We are told that isopropyl alcohol contains C, H, and O atoms and given the quantities of CO2 and
H2O produced when a given quantity of the alcohol is combusted. We must use this information to determine
the empirical formula for isopropyl alcohol, a task that requires us to calculate the number of moles of C, H, and
O in the sample.
Plan: We can use the mole concept to calculate the number of grams of C present in the CO2 and the
number of grams of H present in the H2O. These are the quantities of C and H present in the isopropyl alcohol
before combustion. The number of grams of O in the compound equals the mass of the isopropyl alcohol minus
the sum of the C and H masses. Once we have the number of grams of C, H, and O in the sample, we can then
proceed as in Sample Exercise 3.13: Calculate the number of moles of each element, and determine the mole
ratio, which gives the subscripts in the empirical formula.
Solve: To calculate the number of grams of C, we first use the molar mass of CO2, 1 mol CO2 = 44.0 g CO2, to
convert grams of CO2 to moles of CO2. Because there is only 1 C atom in each CO2 molecule, there is 1 mol of C
atoms per mole of CO2 molecules. This fact allows us to convert the moles of CO2 to moles of C. Finally, we use
the molar mass of C, 1 mol C = 12.0 g C, to convert moles of C to grams of C. Combining the three conversion
factors, we have:
SAMPLE EXERCISE 3.15 continued
The calculation of the number of grams of H from the grams of H2O is similar, although we must remember that
there are 2 mol of H atoms per 1 mol of H2O molecules:
The total mass of the sample, 0.255 g, is the sum of the masses of the C, H, and O. Thus, we can calculate the
mass of O as follows:
We then calculate the number of moles of C, H, and O in the sample:
To find the empirical formula, we must compare the relative number of moles of each element in the sample.
The relative number of moles of each element is found by dividing each number by the smallest number,
0.0043. The mole ratio of C : H : O so obtained is 2.98 : 7.91 : 1.00. The first two numbers are very close to the
whole numbers 3 and 8, giving the empirical formula C3H8O.
Check: The subscripts work out to be moderately sized whole numbers, as expected.
SAMPLE EXERCISE 3.15 continued
(a) Caproic acid, which is responsible for the foul odor of dirty socks, is composed of C, H, and O atoms.
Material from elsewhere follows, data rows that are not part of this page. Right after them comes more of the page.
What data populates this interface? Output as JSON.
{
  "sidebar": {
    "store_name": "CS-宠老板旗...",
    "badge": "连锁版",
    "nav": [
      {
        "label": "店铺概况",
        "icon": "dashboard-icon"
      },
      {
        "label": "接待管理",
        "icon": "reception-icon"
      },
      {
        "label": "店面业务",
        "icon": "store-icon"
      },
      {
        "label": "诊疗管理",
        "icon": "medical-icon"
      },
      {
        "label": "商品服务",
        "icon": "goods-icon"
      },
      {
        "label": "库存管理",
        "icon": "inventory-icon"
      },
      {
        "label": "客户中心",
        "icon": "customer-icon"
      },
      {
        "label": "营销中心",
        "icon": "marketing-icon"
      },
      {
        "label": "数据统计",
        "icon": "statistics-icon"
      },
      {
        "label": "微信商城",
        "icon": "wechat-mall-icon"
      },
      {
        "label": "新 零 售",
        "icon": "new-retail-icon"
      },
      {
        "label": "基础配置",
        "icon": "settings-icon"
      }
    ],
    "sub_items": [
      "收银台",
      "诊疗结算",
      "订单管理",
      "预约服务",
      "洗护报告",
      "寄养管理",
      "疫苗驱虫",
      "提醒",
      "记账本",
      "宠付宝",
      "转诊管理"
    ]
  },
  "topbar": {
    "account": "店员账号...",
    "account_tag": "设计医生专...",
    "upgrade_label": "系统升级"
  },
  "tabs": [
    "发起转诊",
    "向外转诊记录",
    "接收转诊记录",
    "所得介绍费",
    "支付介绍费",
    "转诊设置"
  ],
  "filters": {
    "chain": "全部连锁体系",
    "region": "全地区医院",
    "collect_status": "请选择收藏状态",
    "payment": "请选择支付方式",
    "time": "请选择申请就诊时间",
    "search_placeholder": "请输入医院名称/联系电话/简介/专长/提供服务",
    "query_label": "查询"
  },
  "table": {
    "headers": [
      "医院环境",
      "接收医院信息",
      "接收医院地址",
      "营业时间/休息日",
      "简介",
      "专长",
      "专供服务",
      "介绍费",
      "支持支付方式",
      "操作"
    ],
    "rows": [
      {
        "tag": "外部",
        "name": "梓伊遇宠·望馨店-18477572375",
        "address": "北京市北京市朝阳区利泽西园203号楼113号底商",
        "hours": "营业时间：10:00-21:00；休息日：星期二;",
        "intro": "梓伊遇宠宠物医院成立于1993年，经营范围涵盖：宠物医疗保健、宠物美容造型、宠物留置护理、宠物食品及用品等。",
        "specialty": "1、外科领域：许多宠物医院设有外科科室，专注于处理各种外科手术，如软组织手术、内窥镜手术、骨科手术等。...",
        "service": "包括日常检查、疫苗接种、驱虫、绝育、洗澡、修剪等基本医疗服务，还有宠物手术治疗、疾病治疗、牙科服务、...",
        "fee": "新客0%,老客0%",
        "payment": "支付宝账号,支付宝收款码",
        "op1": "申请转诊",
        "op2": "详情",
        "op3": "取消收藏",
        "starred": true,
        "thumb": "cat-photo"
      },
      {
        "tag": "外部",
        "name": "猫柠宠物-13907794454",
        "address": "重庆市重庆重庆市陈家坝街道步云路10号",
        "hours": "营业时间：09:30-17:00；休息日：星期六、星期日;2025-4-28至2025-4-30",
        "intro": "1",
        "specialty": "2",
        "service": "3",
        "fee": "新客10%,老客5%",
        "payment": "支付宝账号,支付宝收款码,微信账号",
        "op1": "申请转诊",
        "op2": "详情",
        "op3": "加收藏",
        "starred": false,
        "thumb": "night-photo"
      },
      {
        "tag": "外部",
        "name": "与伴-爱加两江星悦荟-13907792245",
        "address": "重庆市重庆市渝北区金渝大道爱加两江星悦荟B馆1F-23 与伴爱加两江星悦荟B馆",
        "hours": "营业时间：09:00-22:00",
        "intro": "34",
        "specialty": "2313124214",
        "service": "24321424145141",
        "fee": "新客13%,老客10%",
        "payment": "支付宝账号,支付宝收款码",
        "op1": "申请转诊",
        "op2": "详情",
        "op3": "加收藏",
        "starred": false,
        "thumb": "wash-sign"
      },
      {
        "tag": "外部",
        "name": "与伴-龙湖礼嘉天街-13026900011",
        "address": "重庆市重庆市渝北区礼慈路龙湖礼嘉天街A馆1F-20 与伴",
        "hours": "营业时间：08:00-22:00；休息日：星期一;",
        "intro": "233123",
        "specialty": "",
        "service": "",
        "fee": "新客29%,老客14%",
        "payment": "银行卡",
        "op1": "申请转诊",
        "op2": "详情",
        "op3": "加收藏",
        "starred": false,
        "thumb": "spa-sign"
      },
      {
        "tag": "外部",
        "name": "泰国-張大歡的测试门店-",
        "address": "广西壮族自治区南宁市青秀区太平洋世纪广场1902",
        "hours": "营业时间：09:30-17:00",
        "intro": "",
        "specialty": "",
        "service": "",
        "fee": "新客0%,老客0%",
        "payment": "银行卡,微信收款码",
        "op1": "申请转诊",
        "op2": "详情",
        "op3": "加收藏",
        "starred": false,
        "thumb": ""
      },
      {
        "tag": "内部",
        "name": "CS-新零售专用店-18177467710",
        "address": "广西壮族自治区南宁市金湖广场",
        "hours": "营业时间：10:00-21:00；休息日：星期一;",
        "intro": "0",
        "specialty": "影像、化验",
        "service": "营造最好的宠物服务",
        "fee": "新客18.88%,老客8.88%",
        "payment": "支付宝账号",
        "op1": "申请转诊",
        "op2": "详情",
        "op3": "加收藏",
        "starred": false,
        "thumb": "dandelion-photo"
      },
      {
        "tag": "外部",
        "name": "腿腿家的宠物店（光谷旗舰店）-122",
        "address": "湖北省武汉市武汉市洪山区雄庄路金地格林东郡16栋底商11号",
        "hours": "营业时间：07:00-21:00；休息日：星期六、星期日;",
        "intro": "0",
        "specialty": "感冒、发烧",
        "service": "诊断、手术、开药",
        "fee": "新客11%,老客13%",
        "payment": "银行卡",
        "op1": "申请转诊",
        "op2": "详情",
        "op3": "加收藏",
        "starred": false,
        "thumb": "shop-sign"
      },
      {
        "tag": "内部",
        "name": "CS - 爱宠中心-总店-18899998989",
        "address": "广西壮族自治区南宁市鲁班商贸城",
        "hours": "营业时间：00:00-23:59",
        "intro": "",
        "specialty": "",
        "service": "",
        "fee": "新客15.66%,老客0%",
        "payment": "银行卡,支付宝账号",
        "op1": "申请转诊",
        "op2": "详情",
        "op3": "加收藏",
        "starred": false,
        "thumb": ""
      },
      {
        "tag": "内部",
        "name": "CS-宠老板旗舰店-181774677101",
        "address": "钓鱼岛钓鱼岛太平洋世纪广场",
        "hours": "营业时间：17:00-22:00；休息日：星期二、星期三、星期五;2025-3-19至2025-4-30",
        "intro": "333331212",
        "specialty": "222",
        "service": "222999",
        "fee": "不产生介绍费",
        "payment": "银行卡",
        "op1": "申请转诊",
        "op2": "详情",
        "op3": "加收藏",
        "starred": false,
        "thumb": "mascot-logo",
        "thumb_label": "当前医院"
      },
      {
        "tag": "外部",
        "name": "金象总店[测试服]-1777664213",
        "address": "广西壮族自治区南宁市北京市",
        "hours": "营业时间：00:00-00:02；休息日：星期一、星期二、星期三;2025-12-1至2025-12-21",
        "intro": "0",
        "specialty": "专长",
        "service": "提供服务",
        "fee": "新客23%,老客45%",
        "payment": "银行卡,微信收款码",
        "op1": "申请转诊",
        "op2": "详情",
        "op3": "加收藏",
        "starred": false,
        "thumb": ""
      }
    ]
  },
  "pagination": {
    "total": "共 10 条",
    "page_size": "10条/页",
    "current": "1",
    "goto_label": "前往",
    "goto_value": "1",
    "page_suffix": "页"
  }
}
Combustion of a 0.225-g sample of this compound produces 0.512 g CO2 and 0.209 g H2O. What is the
empirical formula of caproic acid? (b) Caproic acid has a molar mass of 116 g/mol. What is its molecular
SAMPLE EXERCISE 3.16 Calculating Amounts of Reactants and Products
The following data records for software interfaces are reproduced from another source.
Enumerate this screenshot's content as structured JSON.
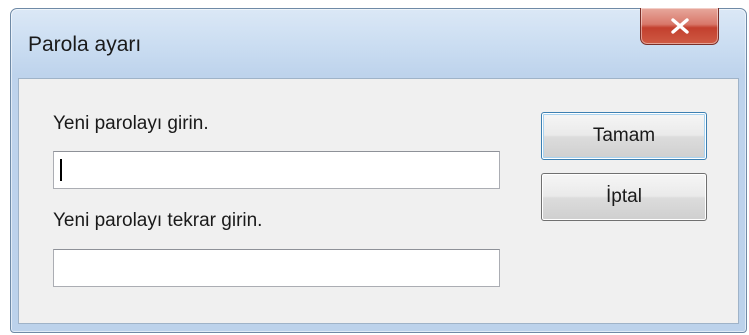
{
  "window": {
    "title": "Parola ayarı",
    "close_glyph": "x",
    "close_icon": "close-icon"
  },
  "form": {
    "new_password_label": "Yeni parolayı girin.",
    "new_password_value": "",
    "confirm_password_label": "Yeni parolayı tekrar girin.",
    "confirm_password_value": ""
  },
  "buttons": {
    "ok_label": "Tamam",
    "cancel_label": "İptal"
  },
  "colors": {
    "title_bar": "#c9dcf1",
    "close_button": "#c3402e",
    "client_background": "#f0f0f0"
  }
}
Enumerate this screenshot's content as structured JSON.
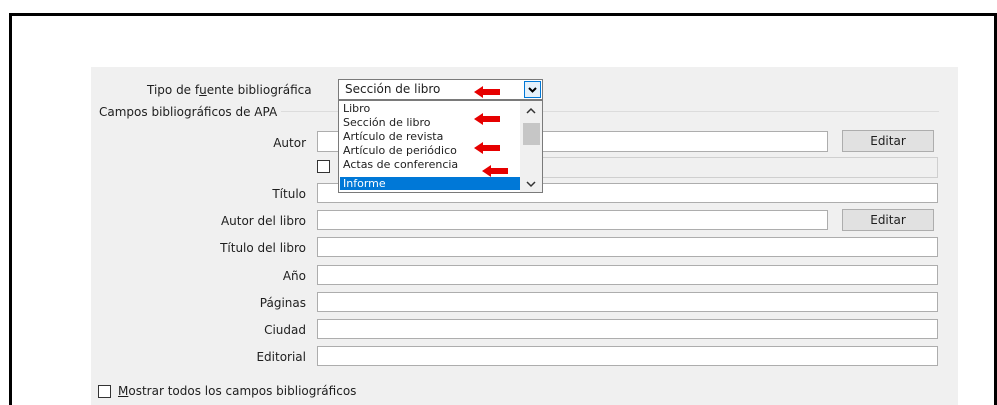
{
  "source_type": {
    "label_before": "Tipo de f",
    "label_mnemonic": "u",
    "label_after": "ente bibliográfica",
    "selected": "Sección de libro",
    "options": [
      "Libro",
      "Sección de libro",
      "Artículo de revista",
      "Artículo de periódico",
      "Actas de conferencia",
      "Informe"
    ],
    "highlighted_option": "Informe"
  },
  "group_label": "Campos bibliográficos de APA",
  "fields": {
    "author_label": "Autor",
    "title_label": "Título",
    "book_author_label": "Autor del libro",
    "book_title_label": "Título del libro",
    "year_label": "Año",
    "pages_label": "Páginas",
    "city_label": "Ciudad",
    "publisher_label": "Editorial"
  },
  "buttons": {
    "edit_author": "Editar",
    "edit_book_author": "Editar"
  },
  "show_all": {
    "mnemonic": "M",
    "rest": "ostrar todos los campos bibliográficos"
  },
  "colors": {
    "arrow": "#e60000",
    "highlight": "#0078d7",
    "dialog_bg": "#f0f0f0"
  },
  "icons": {
    "dropdown": "chevron-down-icon",
    "scroll_up": "chevron-up-icon",
    "scroll_down": "chevron-down-icon",
    "annotation": "left-arrow-icon"
  }
}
How many grams of water are produced in the oxidation of 1.00 g of glucose, C6H12O6?
We are given the mass of a reactant and are asked to determine the mass of a product in the
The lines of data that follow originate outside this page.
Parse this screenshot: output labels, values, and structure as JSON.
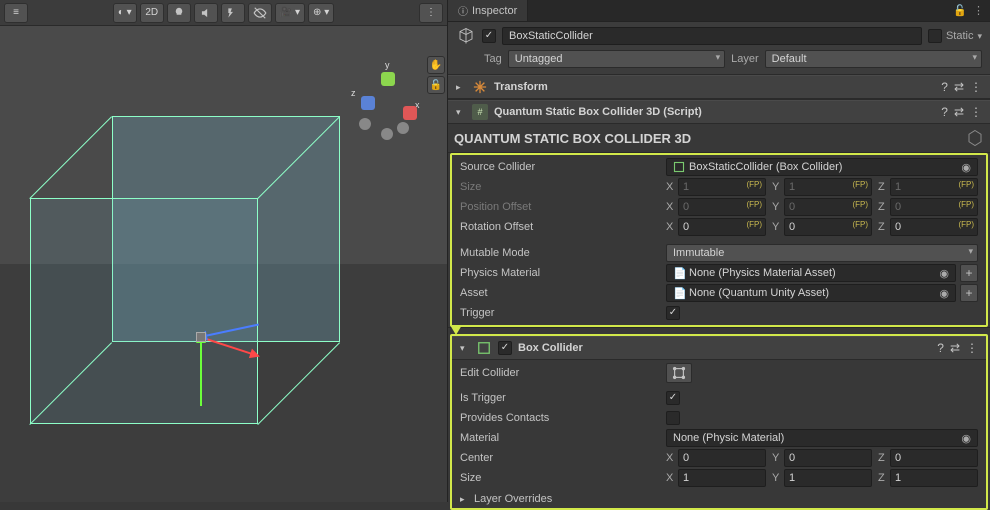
{
  "sceneToolbar": {
    "btn2d": "2D"
  },
  "axisLabels": {
    "x": "x",
    "y": "y",
    "z": "z"
  },
  "inspector": {
    "tab": "Inspector",
    "lockIcon": "🔒",
    "moreIcon": "⋮",
    "objectEnabled": true,
    "objectName": "BoxStaticCollider",
    "staticLabel": "Static",
    "tagLabel": "Tag",
    "tagValue": "Untagged",
    "layerLabel": "Layer",
    "layerValue": "Default"
  },
  "transformComp": {
    "title": "Transform"
  },
  "quantumComp": {
    "headerTitle": "Quantum Static Box Collider 3D (Script)",
    "sectionTitle": "QUANTUM STATIC BOX COLLIDER 3D",
    "sourceColliderLabel": "Source Collider",
    "sourceColliderValue": "BoxStaticCollider (Box Collider)",
    "sizeLabel": "Size",
    "size": {
      "x": "1",
      "y": "1",
      "z": "1"
    },
    "positionOffsetLabel": "Position Offset",
    "positionOffset": {
      "x": "0",
      "y": "0",
      "z": "0"
    },
    "rotationOffsetLabel": "Rotation Offset",
    "rotationOffset": {
      "x": "0",
      "y": "0",
      "z": "0"
    },
    "mutableModeLabel": "Mutable Mode",
    "mutableModeValue": "Immutable",
    "physicsMaterialLabel": "Physics Material",
    "physicsMaterialValue": "None (Physics Material Asset)",
    "assetLabel": "Asset",
    "assetValue": "None (Quantum Unity Asset)",
    "triggerLabel": "Trigger",
    "triggerChecked": true
  },
  "boxCollider": {
    "title": "Box Collider",
    "enabled": true,
    "editColliderLabel": "Edit Collider",
    "isTriggerLabel": "Is Trigger",
    "isTriggerChecked": true,
    "providesContactsLabel": "Provides Contacts",
    "providesContactsChecked": false,
    "materialLabel": "Material",
    "materialValue": "None (Physic Material)",
    "centerLabel": "Center",
    "center": {
      "x": "0",
      "y": "0",
      "z": "0"
    },
    "sizeLabel": "Size",
    "size": {
      "x": "1",
      "y": "1",
      "z": "1"
    },
    "layerOverridesLabel": "Layer Overrides"
  },
  "fpTag": "(FP)",
  "axisX": "X",
  "axisY": "Y",
  "axisZ": "Z"
}
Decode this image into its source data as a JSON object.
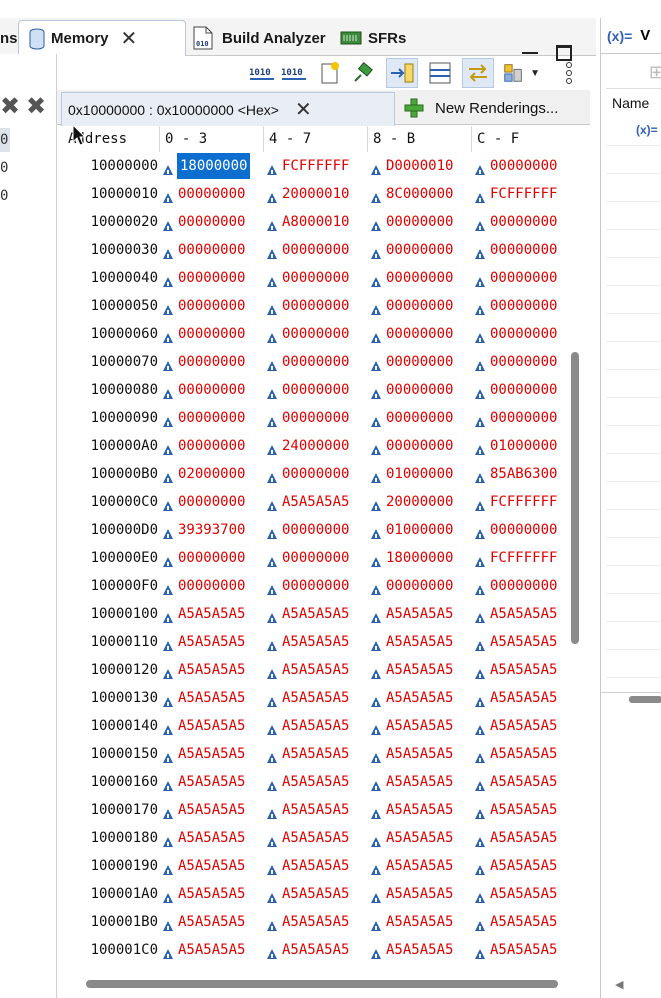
{
  "tabs": {
    "clipped_tab": "ns",
    "memory": "Memory",
    "build_analyzer": "Build Analyzer",
    "sfrs": "SFRs"
  },
  "left_panel": {
    "row_values": [
      "0",
      "0",
      "0"
    ]
  },
  "toolbar": {
    "icons": [
      "toggle-1010-icon",
      "toggle-1010-alt-icon",
      "new-icon",
      "pin-icon",
      "link-icon",
      "split-icon",
      "sync-icon",
      "layout-icon",
      "view-menu-icon"
    ]
  },
  "rendering": {
    "tab_label": "0x10000000 : 0x10000000 <Hex>",
    "new_renderings_label": "New Renderings..."
  },
  "memory": {
    "headers": [
      "Address",
      "0 - 3",
      "4 - 7",
      "8 - B",
      "C - F"
    ],
    "selected": {
      "row": 0,
      "col": 0
    },
    "rows": [
      {
        "addr": "10000000",
        "cells": [
          "18000000",
          "FCFFFFFF",
          "D0000010",
          "00000000"
        ]
      },
      {
        "addr": "10000010",
        "cells": [
          "00000000",
          "20000010",
          "8C000000",
          "FCFFFFFF"
        ]
      },
      {
        "addr": "10000020",
        "cells": [
          "00000000",
          "A8000010",
          "00000000",
          "00000000"
        ]
      },
      {
        "addr": "10000030",
        "cells": [
          "00000000",
          "00000000",
          "00000000",
          "00000000"
        ]
      },
      {
        "addr": "10000040",
        "cells": [
          "00000000",
          "00000000",
          "00000000",
          "00000000"
        ]
      },
      {
        "addr": "10000050",
        "cells": [
          "00000000",
          "00000000",
          "00000000",
          "00000000"
        ]
      },
      {
        "addr": "10000060",
        "cells": [
          "00000000",
          "00000000",
          "00000000",
          "00000000"
        ]
      },
      {
        "addr": "10000070",
        "cells": [
          "00000000",
          "00000000",
          "00000000",
          "00000000"
        ]
      },
      {
        "addr": "10000080",
        "cells": [
          "00000000",
          "00000000",
          "00000000",
          "00000000"
        ]
      },
      {
        "addr": "10000090",
        "cells": [
          "00000000",
          "00000000",
          "00000000",
          "00000000"
        ]
      },
      {
        "addr": "100000A0",
        "cells": [
          "00000000",
          "24000000",
          "00000000",
          "01000000"
        ]
      },
      {
        "addr": "100000B0",
        "cells": [
          "02000000",
          "00000000",
          "01000000",
          "85AB6300"
        ]
      },
      {
        "addr": "100000C0",
        "cells": [
          "00000000",
          "A5A5A5A5",
          "20000000",
          "FCFFFFFF"
        ]
      },
      {
        "addr": "100000D0",
        "cells": [
          "39393700",
          "00000000",
          "01000000",
          "00000000"
        ]
      },
      {
        "addr": "100000E0",
        "cells": [
          "00000000",
          "00000000",
          "18000000",
          "FCFFFFFF"
        ]
      },
      {
        "addr": "100000F0",
        "cells": [
          "00000000",
          "00000000",
          "00000000",
          "00000000"
        ]
      },
      {
        "addr": "10000100",
        "cells": [
          "A5A5A5A5",
          "A5A5A5A5",
          "A5A5A5A5",
          "A5A5A5A5"
        ]
      },
      {
        "addr": "10000110",
        "cells": [
          "A5A5A5A5",
          "A5A5A5A5",
          "A5A5A5A5",
          "A5A5A5A5"
        ]
      },
      {
        "addr": "10000120",
        "cells": [
          "A5A5A5A5",
          "A5A5A5A5",
          "A5A5A5A5",
          "A5A5A5A5"
        ]
      },
      {
        "addr": "10000130",
        "cells": [
          "A5A5A5A5",
          "A5A5A5A5",
          "A5A5A5A5",
          "A5A5A5A5"
        ]
      },
      {
        "addr": "10000140",
        "cells": [
          "A5A5A5A5",
          "A5A5A5A5",
          "A5A5A5A5",
          "A5A5A5A5"
        ]
      },
      {
        "addr": "10000150",
        "cells": [
          "A5A5A5A5",
          "A5A5A5A5",
          "A5A5A5A5",
          "A5A5A5A5"
        ]
      },
      {
        "addr": "10000160",
        "cells": [
          "A5A5A5A5",
          "A5A5A5A5",
          "A5A5A5A5",
          "A5A5A5A5"
        ]
      },
      {
        "addr": "10000170",
        "cells": [
          "A5A5A5A5",
          "A5A5A5A5",
          "A5A5A5A5",
          "A5A5A5A5"
        ]
      },
      {
        "addr": "10000180",
        "cells": [
          "A5A5A5A5",
          "A5A5A5A5",
          "A5A5A5A5",
          "A5A5A5A5"
        ]
      },
      {
        "addr": "10000190",
        "cells": [
          "A5A5A5A5",
          "A5A5A5A5",
          "A5A5A5A5",
          "A5A5A5A5"
        ]
      },
      {
        "addr": "100001A0",
        "cells": [
          "A5A5A5A5",
          "A5A5A5A5",
          "A5A5A5A5",
          "A5A5A5A5"
        ]
      },
      {
        "addr": "100001B0",
        "cells": [
          "A5A5A5A5",
          "A5A5A5A5",
          "A5A5A5A5",
          "A5A5A5A5"
        ]
      },
      {
        "addr": "100001C0",
        "cells": [
          "A5A5A5A5",
          "A5A5A5A5",
          "A5A5A5A5",
          "A5A5A5A5"
        ]
      }
    ]
  },
  "variables_panel": {
    "tab_icon": "(x)=",
    "tab_label": "V",
    "column_name": "Name",
    "row_icon": "(x)="
  },
  "colors": {
    "changed_value": "#e00000",
    "selection": "#0c6fd0",
    "marker": "#2b63b0"
  }
}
given equation.
Plan: The general strategy, as outlined in Figure 3.13, requires three steps. First, the amount of C6H12O6 must
be converted from grams to moles. We can then use the balanced equation, which relates the moles of C6H12O6
to the moles of H2O: 1 mol C6H12O6 6 mol H2O. Finally, the moles of H2O must be converted to grams.
Solve: First, use the molar mass of C6H12O6 to convert from grams C6H12O6 to moles C6H12O6:
Second, use the balanced equation to convert moles of C6H12O6 to moles of H2O:
Third, use the molar mass of H2O to convert from moles of H2O to grams of H2O:
SAMPLE EXERCISE 3.16 continued
The steps can be summarized in a diagram like that in Figure 3.13:
Check: An estimate of the magnitude of our answer, 18/180 = 0.1 and 0.1  6 = 0.6, agrees with the exact
calculation. The units, grams H2O, are correct. The initial data had three significant figures, so three significant
figures for the answer is correct.
Comment: An average person ingests 2 L of water daily and eliminates 2.4 L. The difference between 2 L
and 2.4 L is produced in the metabolism of foodstuffs, such as in the oxidation of glucose. (Metabolism is a
general term used to describe all the chemical processes of a living animal or plant.) The desert rat (kangaroo
rat), on the other hand, apparently never drinks water. It survives on its metabolic water.
SAMPLE EXERCISE 3.16 continued
The decomposition of KClO3 is commonly used to prepare small amounts of O2 in the laboratory:
How many grams of O2 can be prepared from 4.50 g of KClO3?